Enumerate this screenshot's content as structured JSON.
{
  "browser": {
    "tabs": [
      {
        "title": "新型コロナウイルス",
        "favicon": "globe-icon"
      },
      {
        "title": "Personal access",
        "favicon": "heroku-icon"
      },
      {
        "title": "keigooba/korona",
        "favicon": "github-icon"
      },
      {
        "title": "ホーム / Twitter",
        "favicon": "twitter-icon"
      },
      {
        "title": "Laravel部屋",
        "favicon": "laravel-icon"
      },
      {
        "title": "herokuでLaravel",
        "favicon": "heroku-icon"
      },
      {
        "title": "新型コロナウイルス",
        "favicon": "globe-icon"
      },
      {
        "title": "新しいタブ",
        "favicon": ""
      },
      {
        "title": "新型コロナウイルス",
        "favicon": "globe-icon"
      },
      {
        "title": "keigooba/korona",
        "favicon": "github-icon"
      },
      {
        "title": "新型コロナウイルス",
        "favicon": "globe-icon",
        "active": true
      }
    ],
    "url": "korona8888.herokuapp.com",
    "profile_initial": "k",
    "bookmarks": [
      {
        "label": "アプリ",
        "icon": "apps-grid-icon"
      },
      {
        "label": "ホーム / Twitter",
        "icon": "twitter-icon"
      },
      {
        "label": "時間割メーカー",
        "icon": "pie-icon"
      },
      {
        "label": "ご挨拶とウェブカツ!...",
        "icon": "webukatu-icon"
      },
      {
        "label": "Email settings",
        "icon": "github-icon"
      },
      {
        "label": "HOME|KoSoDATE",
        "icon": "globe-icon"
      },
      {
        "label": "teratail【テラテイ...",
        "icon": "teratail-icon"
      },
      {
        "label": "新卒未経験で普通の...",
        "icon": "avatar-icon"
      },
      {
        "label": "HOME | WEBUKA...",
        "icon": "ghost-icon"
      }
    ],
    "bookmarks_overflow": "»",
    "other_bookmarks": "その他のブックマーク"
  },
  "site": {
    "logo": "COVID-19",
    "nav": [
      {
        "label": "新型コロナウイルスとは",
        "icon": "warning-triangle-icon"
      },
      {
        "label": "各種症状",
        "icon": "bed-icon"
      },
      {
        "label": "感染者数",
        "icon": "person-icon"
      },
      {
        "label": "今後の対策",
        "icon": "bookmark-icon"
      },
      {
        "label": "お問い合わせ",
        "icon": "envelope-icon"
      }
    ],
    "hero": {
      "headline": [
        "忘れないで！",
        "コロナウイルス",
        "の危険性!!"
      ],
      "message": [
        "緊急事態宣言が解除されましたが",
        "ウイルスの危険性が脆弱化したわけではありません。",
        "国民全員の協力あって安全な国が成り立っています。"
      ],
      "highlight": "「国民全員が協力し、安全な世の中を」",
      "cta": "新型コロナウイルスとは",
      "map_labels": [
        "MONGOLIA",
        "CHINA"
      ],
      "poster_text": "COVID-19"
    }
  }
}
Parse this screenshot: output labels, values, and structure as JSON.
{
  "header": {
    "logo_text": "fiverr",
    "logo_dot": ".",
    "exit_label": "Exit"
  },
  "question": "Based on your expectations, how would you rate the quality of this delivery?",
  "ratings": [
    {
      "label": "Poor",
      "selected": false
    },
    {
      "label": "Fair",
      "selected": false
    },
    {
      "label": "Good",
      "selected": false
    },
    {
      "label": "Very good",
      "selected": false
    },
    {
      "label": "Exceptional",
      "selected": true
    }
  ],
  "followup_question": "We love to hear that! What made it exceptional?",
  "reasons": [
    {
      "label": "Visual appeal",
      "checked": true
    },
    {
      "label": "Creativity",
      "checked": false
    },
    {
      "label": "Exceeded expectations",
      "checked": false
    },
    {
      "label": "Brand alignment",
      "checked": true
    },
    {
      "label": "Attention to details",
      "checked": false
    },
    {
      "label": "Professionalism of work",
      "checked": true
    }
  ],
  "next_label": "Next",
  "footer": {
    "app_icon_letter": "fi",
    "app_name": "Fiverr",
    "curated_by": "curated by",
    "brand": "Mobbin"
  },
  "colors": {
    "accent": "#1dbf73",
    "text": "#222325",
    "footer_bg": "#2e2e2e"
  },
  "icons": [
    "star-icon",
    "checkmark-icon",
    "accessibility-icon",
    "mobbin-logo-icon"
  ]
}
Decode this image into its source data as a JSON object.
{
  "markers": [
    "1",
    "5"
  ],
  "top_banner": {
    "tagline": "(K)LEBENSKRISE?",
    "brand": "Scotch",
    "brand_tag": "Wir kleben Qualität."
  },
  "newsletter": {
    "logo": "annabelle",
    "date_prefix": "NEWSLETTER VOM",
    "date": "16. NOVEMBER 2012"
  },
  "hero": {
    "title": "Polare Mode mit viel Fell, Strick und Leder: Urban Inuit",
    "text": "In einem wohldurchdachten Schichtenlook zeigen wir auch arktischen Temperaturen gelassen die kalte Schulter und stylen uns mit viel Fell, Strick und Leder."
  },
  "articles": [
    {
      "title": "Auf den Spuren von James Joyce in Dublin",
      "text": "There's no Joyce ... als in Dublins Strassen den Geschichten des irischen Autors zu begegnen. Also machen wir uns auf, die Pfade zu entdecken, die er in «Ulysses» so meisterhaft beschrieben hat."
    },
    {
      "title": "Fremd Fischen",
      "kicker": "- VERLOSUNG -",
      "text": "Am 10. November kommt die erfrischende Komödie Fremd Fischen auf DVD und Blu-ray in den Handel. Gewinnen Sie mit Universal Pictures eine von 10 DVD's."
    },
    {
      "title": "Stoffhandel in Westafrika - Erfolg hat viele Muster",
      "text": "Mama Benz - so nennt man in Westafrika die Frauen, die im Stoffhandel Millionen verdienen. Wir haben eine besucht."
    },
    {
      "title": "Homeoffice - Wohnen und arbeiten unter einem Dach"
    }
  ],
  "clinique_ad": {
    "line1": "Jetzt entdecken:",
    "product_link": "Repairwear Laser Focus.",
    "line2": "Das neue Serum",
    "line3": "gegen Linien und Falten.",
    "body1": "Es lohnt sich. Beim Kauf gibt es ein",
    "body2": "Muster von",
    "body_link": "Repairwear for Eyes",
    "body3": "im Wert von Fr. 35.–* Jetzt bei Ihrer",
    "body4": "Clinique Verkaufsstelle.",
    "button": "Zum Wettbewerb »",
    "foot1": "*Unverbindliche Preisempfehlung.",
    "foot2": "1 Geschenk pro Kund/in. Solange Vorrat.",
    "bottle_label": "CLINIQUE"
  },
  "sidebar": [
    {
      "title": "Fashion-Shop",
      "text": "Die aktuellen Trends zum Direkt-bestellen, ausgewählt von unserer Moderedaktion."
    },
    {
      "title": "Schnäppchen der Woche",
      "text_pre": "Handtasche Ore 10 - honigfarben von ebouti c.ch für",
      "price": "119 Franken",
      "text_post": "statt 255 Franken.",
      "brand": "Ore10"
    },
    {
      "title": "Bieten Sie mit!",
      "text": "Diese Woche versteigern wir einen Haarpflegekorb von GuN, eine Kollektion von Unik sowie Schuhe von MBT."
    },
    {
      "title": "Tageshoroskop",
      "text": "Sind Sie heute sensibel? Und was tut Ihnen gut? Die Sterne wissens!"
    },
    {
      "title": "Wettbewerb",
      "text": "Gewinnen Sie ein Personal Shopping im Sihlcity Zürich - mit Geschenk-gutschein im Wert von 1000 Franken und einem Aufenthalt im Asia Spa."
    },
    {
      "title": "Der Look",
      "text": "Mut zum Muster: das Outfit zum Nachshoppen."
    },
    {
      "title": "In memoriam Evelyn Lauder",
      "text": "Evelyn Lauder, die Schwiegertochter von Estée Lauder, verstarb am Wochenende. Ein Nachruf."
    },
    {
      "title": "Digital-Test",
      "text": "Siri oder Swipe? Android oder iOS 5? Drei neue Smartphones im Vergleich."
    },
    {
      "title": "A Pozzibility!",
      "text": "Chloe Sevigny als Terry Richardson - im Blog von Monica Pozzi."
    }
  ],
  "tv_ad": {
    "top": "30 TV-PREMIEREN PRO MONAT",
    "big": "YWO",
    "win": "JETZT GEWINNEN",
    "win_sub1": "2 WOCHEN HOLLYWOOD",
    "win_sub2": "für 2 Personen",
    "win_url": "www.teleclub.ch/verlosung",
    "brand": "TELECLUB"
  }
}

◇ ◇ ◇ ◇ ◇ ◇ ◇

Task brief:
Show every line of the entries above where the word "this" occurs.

Written answer:
Enumerate this screenshot's content as structured JSON.
Parse this screenshot: output labels, values, and structure as JSON.
  "question": "Based on your expectations, how would you rate the quality of this delivery?",
Decode this image into its source data as a JSON object.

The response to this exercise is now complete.